What Do We Mean by “Problem Definition”?
To clarify the “definition process” in Design Thinking, I use the single-loop and double-loop learning concepts of Chris Argyris.
During the change management process, we often ask how we can do our work to get a better result for a change initiative. In a change strategy, we have our eyes on the results. In a better scenario, we refine the strategy, tools, and techniques to get the desired results. This loop is called single-loop learning. We constantly ask if we are doing things right.
On the other hand, in double-loop learning, we ask if we are doing the right things. The question helps us refine our change strategy and tactics by re-defining our assumptions. How to define our assumptions? Through the empathizing process.
Therefore, problem definition results from analysis and synthesis of the valuable data we gathered through the empathizing process. How to create the change strategy and plans that work? Through the “ideation” phase. The ideation phase is where we generate solutions.
One of the most common practices of the ideation phase is brainstorming. The critical difference between the brainstorming and the ideation phase is the problem definition. Many brainstorming sessions fail and the ideas remain on the sticky notes because there is no apparent problem definition strategy nor action strategy.

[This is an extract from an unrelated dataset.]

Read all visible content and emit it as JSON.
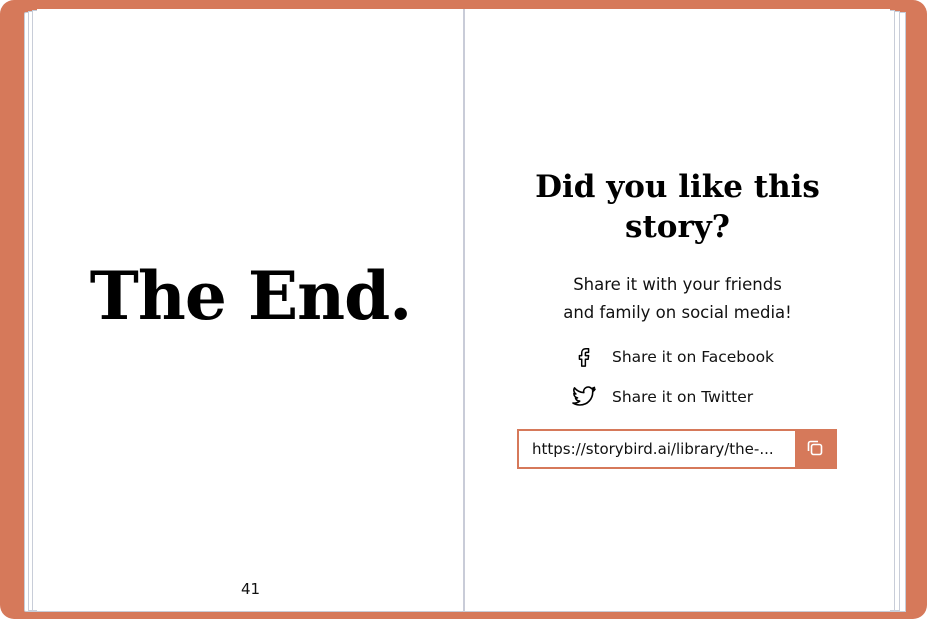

To have a successful brainstorming process, we should consider two dimensions to address appropriately: idea and action.
Some reasons why brainstorming fails regarding the idea dimension:

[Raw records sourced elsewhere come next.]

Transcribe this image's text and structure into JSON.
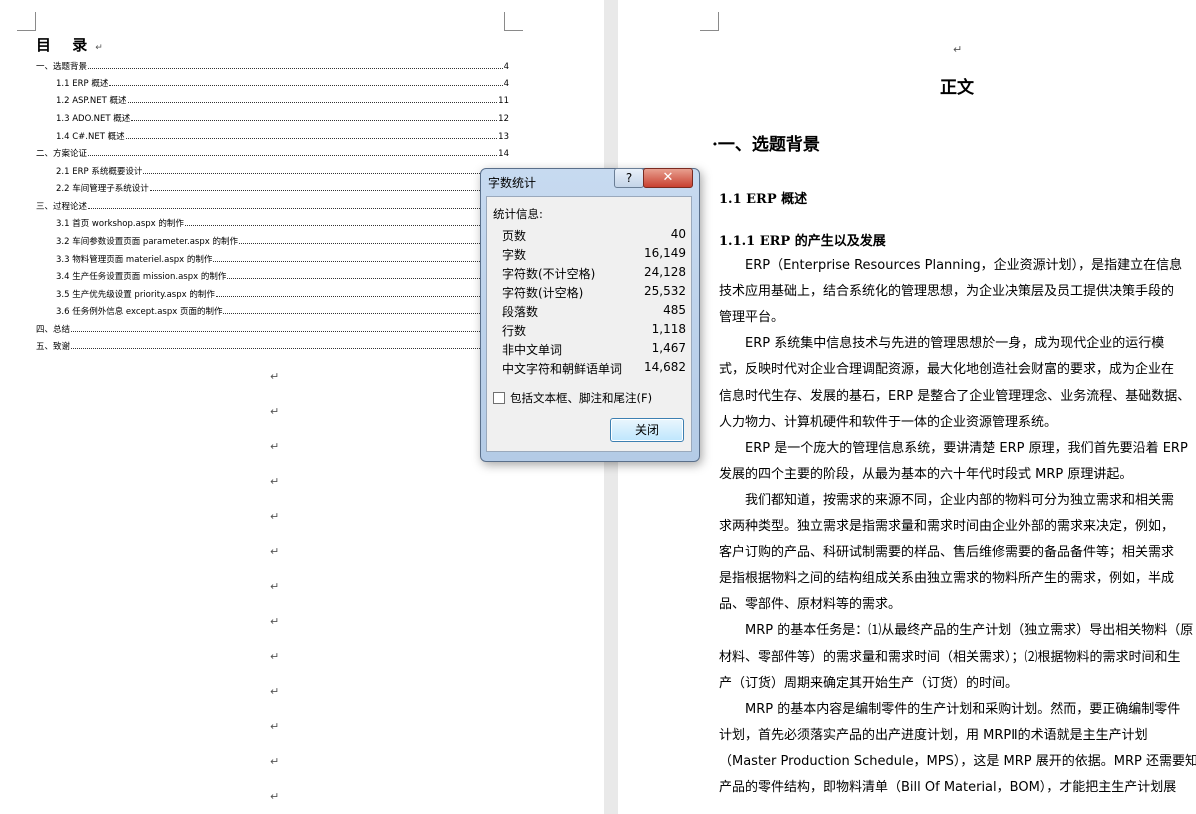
{
  "toc": {
    "title": "目 录",
    "entries": [
      {
        "text": "一、选题背景",
        "page": "4"
      },
      {
        "text": "1.1 ERP 概述",
        "page": "4"
      },
      {
        "text": "1.2 ASP.NET 概述",
        "page": "11"
      },
      {
        "text": "1.3 ADO.NET 概述",
        "page": "12"
      },
      {
        "text": "1.4 C#.NET 概述",
        "page": "13"
      },
      {
        "text": "二、方案论证",
        "page": "14"
      },
      {
        "text": "2.1 ERP 系统概要设计",
        "page": ""
      },
      {
        "text": "2.2 车间管理子系统设计",
        "page": ""
      },
      {
        "text": "三、过程论述",
        "page": ""
      },
      {
        "text": "3.1 首页 workshop.aspx 的制作",
        "page": ""
      },
      {
        "text": "3.2 车间参数设置页面 parameter.aspx 的制作",
        "page": ""
      },
      {
        "text": "3.3 物料管理页面 materiel.aspx 的制作",
        "page": ""
      },
      {
        "text": "3.4 生产任务设置页面 mission.aspx 的制作",
        "page": ""
      },
      {
        "text": "3.5 生产优先级设置 priority.aspx 的制作",
        "page": ""
      },
      {
        "text": "3.6 任务例外信息 except.aspx 页面的制作",
        "page": ""
      },
      {
        "text": "四、总结",
        "page": ""
      },
      {
        "text": "五、致谢",
        "page": ""
      }
    ]
  },
  "paragraph_mark": "↵",
  "doc": {
    "main_heading": "正文",
    "h1": "一、选题背景",
    "h2": "1.1 ERP 概述",
    "h3": "1.1.1 ERP 的产生以及发展",
    "lines": [
      "　　ERP（Enterprise Resources Planning，企业资源计划），是指建立在信息",
      "技术应用基础上，结合系统化的管理思想，为企业决策层及员工提供决策手段的",
      "管理平台。",
      "　　ERP 系统集中信息技术与先进的管理思想於一身，成为现代企业的运行模",
      "式，反映时代对企业合理调配资源，最大化地创造社会财富的要求，成为企业在",
      "信息时代生存、发展的基石，ERP 是整合了企业管理理念、业务流程、基础数据、",
      "人力物力、计算机硬件和软件于一体的企业资源管理系统。",
      "　　ERP 是一个庞大的管理信息系统，要讲清楚 ERP 原理，我们首先要沿着 ERP",
      "发展的四个主要的阶段，从最为基本的六十年代时段式 MRP 原理讲起。",
      "　　我们都知道，按需求的来源不同，企业内部的物料可分为独立需求和相关需",
      "求两种类型。独立需求是指需求量和需求时间由企业外部的需求来决定，例如，",
      "客户订购的产品、科研试制需要的样品、售后维修需要的备品备件等；相关需求",
      "是指根据物料之间的结构组成关系由独立需求的物料所产生的需求，例如，半成",
      "品、零部件、原材料等的需求。",
      "　　MRP 的基本任务是：⑴从最终产品的生产计划（独立需求）导出相关物料（原",
      "材料、零部件等）的需求量和需求时间（相关需求）；⑵根据物料的需求时间和生",
      "产（订货）周期来确定其开始生产（订货）的时间。",
      "　　MRP 的基本内容是编制零件的生产计划和采购计划。然而，要正确编制零件",
      "计划，首先必须落实产品的出产进度计划，用 MRPⅡ的术语就是主生产计划",
      "（Master Production Schedule，MPS），这是 MRP 展开的依据。MRP 还需要知道",
      "产品的零件结构，即物料清单（Bill Of Material，BOM），才能把主生产计划展"
    ]
  },
  "dialog": {
    "title": "字数统计",
    "help": "?",
    "close_x": "✕",
    "section": "统计信息:",
    "stats": [
      {
        "label": "页数",
        "value": "40"
      },
      {
        "label": "字数",
        "value": "16,149"
      },
      {
        "label": "字符数(不计空格)",
        "value": "24,128"
      },
      {
        "label": "字符数(计空格)",
        "value": "25,532"
      },
      {
        "label": "段落数",
        "value": "485"
      },
      {
        "label": "行数",
        "value": "1,118"
      },
      {
        "label": "非中文单词",
        "value": "1,467"
      },
      {
        "label": "中文字符和朝鲜语单词",
        "value": "14,682"
      }
    ],
    "checkbox_label": "包括文本框、脚注和尾注(F)",
    "close_button": "关闭"
  }
}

- Freeriding: when people participate in brainstorming sessions without putting much effort into generating ideas.
- Social anxiety: when people do not feel safe to speak up and create ideas.

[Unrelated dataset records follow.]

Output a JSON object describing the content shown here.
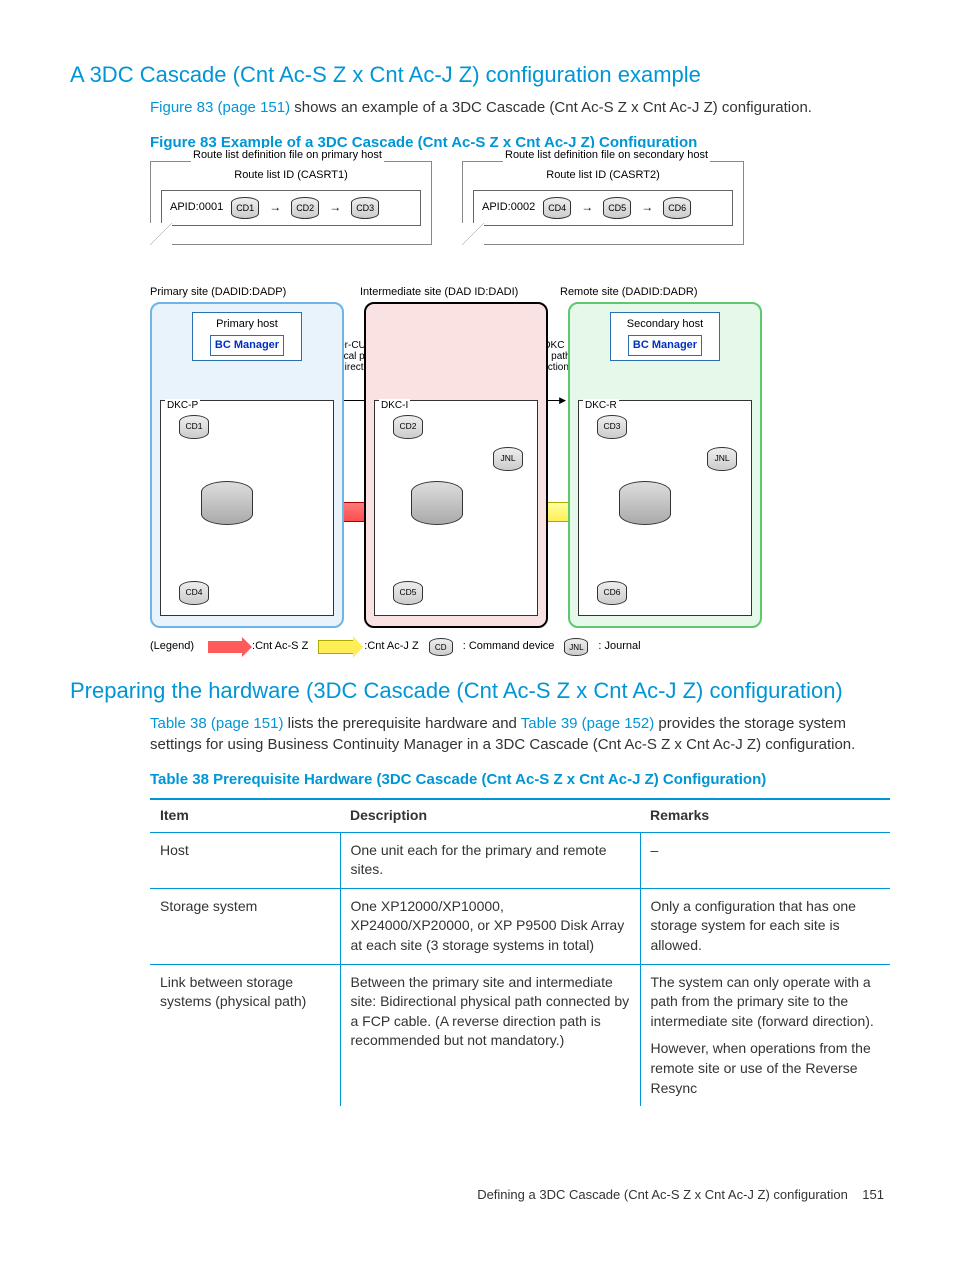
{
  "heading1": "A 3DC Cascade (Cnt Ac-S Z x Cnt Ac-J Z) configuration example",
  "intro_link": "Figure 83 (page 151)",
  "intro_rest": " shows an example of a 3DC Cascade (Cnt Ac-S Z x Cnt Ac-J Z) configuration.",
  "fig_caption": "Figure 83 Example of a 3DC Cascade (Cnt Ac-S Z x Cnt Ac-J Z) Configuration",
  "diagram": {
    "route_primary_title": "Route list definition file on primary host",
    "route_primary_id": "Route list ID (CASRT1)",
    "route_primary_apid": "APID:0001",
    "cd1": "CD1",
    "cd2": "CD2",
    "cd3": "CD3",
    "route_secondary_title": "Route list definition file on secondary host",
    "route_secondary_id": "Route list ID (CASRT2)",
    "route_secondary_apid": "APID:0002",
    "cd4": "CD4",
    "cd5": "CD5",
    "cd6": "CD6",
    "primary_site": "Primary site  (DADID:DADP)",
    "intermediate_site": "Intermediate site (DAD ID:DADI)",
    "remote_site": "Remote site  (DADID:DADR)",
    "primary_host": "Primary host",
    "secondary_host": "Secondary host",
    "bc_manager": "BC Manager",
    "dkc_p": "DKC-P",
    "dkc_i": "DKC-I",
    "dkc_r": "DKC-R",
    "inter_cu": "Inter-CU\nlogical path\n(bidirectional)",
    "inter_dkc": "Inter-DKC\nlogical path\n(bidirectional)",
    "jnl": "JNL",
    "legend_label": "(Legend)",
    "legend_cnt_s": ":Cnt Ac-S Z",
    "legend_cnt_j": ":Cnt Ac-J Z",
    "legend_cd": "CD",
    "legend_cmd": ": Command device",
    "legend_jnl": ": Journal"
  },
  "heading2": "Preparing the hardware (3DC Cascade (Cnt Ac-S Z x Cnt Ac-J Z) configuration)",
  "p2_link1": "Table 38 (page 151)",
  "p2_mid": " lists the prerequisite hardware and ",
  "p2_link2": "Table 39 (page 152)",
  "p2_rest": " provides the storage system settings for using Business Continuity Manager in a 3DC Cascade (Cnt Ac-S Z x Cnt Ac-J Z) configuration.",
  "tbl_caption": "Table 38 Prerequisite Hardware (3DC Cascade (Cnt Ac-S Z x Cnt Ac-J Z) Configuration)",
  "table": {
    "h1": "Item",
    "h2": "Description",
    "h3": "Remarks",
    "r1c1": "Host",
    "r1c2": "One unit each for the primary and remote sites.",
    "r1c3": "–",
    "r2c1": "Storage system",
    "r2c2": "One XP12000/XP10000, XP24000/XP20000, or XP P9500 Disk Array at each site (3 storage systems in total)",
    "r2c3": "Only a configuration that has one storage system for each site is allowed.",
    "r3c1": "Link between storage systems (physical path)",
    "r3c2": "Between the primary site and intermediate site: Bidirectional physical path connected by a FCP cable. (A reverse direction path is recommended but not mandatory.)",
    "r3c3a": "The system can only operate with a path from the primary site to the intermediate site (forward direction).",
    "r3c3b": "However, when operations from the remote site or use of the Reverse Resync"
  },
  "footer_text": "Defining a 3DC Cascade (Cnt Ac-S Z x Cnt Ac-J Z) configuration",
  "footer_page": "151"
}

- Groupthink: when people try to stick to the general team ideas to avoid discomfort and tension.
- Production block: when some cause blocks the process of idea generation and blocks people from speaking up.
- Insufficient diversity of participants: when the group is not diverse enough, and the homogeneity of the people results in less creative ideas.
- Inadequate idea capture methods: when there is no proper method to energize and motivate people to generate ideas, or there is no method to capture data generated.
Some reasons why brainstorming fails regarding the action dimension:
- Wrong problem statement
- No transition from “business as usual.”
- Premature adoption of the first “right idea.”
- Premature evaluation
- No follow-ups
- No real plan for implementation
During the ideation phase, our job is to cluster and assemble the ideas generated in brainstorming into an integrated form while guided by the criteria we developed in empathize and define stages. There are many other tools for the ideation process. Here I focused on brainstorming since it is the most common practice of idea generation, and unfortunately, design thinking is often mistaken with a simple brainstorming session. For now, let me remind you of the two common characteristics of all the Design Thinking models:
- Iteration: we need to iterate and course-correct through the learning loops
- Divergence-Convergence: especially during the ideation process, the divergent solutions and tactics might look overwhelming. One way to converge is Prioritization. Prioritization is an essential process in each change initiative, and they are usually based on, but not limited to:
- Strategic priorities / Sponsor approval
- Level of risk associated with each problem
- Level of urgency
- Level of infrastructure / availably of resources
I will continue to add to the illustration above and complete the entire Design Thinking process in my following articles.
Do you want to see how we can get the expertise to define our problem and ideate implementable change solutions? Take a look here.
To your personal and professional growth,
This article first appeared on Change Management Review. This is the fifth article of the series on Design Thinking for Change Management (DTforCM™).